Exercise goal: Counting task for the entries below: give the number of lines that contain the word "오브젝트", with no other text.

Component data from apps and pages:
═══
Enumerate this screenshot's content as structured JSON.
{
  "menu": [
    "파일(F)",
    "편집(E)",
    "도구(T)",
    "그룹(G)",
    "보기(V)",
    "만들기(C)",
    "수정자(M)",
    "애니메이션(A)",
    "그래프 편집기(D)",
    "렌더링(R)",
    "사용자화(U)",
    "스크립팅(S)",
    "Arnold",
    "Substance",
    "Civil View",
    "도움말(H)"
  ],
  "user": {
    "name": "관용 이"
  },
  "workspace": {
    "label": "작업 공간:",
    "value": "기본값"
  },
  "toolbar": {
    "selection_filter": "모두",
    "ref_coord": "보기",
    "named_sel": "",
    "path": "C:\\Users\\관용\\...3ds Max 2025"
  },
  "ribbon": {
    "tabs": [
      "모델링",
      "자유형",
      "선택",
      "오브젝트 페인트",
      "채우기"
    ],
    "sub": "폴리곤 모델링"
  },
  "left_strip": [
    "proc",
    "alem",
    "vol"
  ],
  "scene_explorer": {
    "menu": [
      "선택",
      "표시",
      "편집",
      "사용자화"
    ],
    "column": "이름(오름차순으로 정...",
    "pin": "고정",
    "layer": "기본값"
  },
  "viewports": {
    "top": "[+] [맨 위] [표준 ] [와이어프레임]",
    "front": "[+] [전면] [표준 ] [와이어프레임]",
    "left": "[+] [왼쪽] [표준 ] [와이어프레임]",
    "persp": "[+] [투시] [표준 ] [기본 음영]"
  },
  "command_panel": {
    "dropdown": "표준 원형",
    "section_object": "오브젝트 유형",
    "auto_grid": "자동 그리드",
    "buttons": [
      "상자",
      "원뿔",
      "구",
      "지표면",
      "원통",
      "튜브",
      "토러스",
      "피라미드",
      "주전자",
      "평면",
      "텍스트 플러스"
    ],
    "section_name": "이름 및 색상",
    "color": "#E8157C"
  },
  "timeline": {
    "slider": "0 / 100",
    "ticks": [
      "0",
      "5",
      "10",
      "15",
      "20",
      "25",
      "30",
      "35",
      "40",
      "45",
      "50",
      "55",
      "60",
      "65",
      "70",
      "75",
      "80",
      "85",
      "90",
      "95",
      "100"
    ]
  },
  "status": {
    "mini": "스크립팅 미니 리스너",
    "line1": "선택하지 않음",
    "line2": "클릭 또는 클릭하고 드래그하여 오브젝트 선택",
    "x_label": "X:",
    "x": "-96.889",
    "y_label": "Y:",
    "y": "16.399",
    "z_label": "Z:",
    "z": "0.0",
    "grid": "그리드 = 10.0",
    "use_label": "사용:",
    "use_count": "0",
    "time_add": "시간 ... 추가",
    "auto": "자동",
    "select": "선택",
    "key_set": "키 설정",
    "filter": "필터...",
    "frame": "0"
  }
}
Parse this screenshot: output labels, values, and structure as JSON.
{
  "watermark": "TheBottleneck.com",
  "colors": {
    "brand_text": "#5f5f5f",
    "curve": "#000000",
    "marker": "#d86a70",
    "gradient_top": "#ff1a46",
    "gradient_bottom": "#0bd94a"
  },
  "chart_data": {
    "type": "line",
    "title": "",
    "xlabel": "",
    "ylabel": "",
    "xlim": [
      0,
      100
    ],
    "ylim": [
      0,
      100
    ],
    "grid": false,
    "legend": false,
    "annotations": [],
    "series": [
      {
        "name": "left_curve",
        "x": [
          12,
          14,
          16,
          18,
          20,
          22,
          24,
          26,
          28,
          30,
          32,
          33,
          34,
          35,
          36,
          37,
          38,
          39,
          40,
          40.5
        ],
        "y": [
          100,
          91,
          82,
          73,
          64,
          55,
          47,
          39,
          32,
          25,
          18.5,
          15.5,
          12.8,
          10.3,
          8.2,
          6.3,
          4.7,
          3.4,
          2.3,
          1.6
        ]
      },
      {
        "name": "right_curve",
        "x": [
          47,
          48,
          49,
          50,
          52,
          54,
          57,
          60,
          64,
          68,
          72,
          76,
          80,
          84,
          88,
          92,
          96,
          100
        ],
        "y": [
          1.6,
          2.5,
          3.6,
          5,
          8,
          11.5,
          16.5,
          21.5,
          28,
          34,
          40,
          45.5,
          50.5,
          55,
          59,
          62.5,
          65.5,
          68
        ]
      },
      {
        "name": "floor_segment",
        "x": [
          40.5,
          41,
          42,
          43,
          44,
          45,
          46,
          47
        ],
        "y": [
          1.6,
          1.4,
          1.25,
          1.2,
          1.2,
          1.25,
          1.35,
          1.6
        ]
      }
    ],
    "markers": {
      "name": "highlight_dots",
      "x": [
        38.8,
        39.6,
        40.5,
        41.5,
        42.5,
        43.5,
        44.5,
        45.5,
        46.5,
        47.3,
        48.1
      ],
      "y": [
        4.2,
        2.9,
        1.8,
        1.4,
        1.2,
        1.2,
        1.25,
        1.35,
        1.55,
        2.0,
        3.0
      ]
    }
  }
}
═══
Solution for this exercise: 3